The younger your patient demographic, the higher your chances that the individuals you care for will have the technical know-how and desire to check out your Web site and listen to your podcasts. Pediatricians are especially well poised to take advantage of this technology. Offering nervous new parents the instruction they need to care for their newborns and address common illnesses will set you apart from your competitors. Young parents are more likely to be familiar with the concept of podcasting. And adolescent patients - many of whom probably already come to your office hooked up to their iPods - are also more likely to know how to download podcasts. Your biggest challenge there will likely be presenting your content in a manner that appeals to them.
Get in touch with your inner DJ
But what physician has the time to do this? Most likely, you do. Podcasting doesn't require purchasing or learning how to use expensive new equipment, and you can easily and quickly create your own episodes using your existing knowledge base.
The minimum requirements for creating podcasts are a USB headset microphone, podcasting software, and a place to store and share your work on the Internet. You can create podcasts by following these steps:
Many physicians who are aware of the technology pass on podcasting with the excuse that they lack the time and/or the know-how. Hopefully, this brief introduction will convince you that you don't need much of either to take your practice to this next level in patient communication.
Perhaps you'll choose to just subscribe to existing podcasts to keep yourself updated on clinical developments within your specialty, and that's fine. But don't doubt that people are listening. The consulting firm eMarketer estimates that by the end of this year, podcast listeners will number 10 million, most of whom are adults. Forrester Research projects that the number of American households that podcast will increase nearly 18-fold by 2010. The marketing possibilities of podcasting for all types of businesses are endless. There's no reason your practice should be left behind.
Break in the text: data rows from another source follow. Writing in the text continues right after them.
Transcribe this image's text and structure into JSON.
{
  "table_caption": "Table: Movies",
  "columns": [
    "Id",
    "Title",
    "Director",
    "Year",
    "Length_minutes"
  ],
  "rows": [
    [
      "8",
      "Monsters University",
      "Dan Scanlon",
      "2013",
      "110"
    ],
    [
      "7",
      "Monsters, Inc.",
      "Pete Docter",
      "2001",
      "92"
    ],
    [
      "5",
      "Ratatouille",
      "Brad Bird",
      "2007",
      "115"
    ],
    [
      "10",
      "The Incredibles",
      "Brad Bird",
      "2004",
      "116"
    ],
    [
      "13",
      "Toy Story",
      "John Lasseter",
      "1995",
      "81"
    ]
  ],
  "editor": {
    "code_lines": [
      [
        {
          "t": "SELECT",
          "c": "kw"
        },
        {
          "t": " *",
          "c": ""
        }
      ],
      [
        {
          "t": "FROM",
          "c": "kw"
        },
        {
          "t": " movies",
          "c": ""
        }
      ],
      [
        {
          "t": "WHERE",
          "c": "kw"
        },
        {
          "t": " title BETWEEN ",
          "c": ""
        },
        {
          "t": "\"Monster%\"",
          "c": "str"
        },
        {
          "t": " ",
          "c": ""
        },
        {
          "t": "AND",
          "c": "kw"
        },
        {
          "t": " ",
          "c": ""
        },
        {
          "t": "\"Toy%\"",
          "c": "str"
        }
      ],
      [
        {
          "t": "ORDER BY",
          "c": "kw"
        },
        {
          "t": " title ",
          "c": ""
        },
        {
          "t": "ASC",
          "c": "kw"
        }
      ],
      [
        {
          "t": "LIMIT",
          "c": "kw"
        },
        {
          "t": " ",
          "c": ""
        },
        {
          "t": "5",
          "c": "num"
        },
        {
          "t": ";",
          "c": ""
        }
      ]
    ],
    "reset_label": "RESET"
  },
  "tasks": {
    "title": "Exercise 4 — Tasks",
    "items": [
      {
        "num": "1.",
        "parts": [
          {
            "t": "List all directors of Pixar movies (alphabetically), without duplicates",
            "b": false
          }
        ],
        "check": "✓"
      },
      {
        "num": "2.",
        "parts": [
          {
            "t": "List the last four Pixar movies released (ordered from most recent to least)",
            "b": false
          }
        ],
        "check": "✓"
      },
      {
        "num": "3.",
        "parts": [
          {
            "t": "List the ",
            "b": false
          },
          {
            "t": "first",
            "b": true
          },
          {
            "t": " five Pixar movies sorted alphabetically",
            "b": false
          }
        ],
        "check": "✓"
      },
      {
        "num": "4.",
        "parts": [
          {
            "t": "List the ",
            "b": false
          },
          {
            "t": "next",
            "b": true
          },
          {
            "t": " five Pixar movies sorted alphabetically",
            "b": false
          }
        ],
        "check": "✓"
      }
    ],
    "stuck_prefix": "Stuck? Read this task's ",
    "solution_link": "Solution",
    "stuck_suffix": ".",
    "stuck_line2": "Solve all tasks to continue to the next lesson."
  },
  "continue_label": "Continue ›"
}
Shirley Grace is senior writer for Physicians Practice. She can be reached at firstname.lastname@example.org.
This article originally appeared in the November/December 2006 issue of Physicians Practice.